= What the task requires =
Keep only those lines of the records that include the string "data".

= Recorded information =
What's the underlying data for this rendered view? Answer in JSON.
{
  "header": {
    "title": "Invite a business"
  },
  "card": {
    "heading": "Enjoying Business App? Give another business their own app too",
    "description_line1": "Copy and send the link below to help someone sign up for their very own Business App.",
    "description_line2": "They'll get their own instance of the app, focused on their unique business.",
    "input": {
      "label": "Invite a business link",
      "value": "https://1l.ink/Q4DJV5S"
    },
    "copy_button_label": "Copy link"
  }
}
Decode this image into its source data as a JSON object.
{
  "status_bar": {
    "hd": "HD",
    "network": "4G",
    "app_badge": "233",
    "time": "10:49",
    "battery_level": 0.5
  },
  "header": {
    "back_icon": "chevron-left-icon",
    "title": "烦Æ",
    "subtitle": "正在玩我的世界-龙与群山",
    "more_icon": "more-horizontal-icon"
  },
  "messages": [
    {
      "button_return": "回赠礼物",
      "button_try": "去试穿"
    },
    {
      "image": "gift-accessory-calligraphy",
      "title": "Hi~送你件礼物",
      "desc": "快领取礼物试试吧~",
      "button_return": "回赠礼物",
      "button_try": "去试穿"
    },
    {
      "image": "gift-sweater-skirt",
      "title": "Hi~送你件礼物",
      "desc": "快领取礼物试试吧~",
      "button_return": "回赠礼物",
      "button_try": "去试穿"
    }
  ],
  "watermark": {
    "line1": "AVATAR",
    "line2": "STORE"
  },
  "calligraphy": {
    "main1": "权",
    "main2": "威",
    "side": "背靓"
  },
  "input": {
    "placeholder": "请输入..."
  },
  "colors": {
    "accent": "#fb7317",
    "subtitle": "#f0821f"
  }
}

= Answer to the exercise =
What's the underlying data for this rendered view? Answer in JSON.
Decode this image into its source data as a JSON object.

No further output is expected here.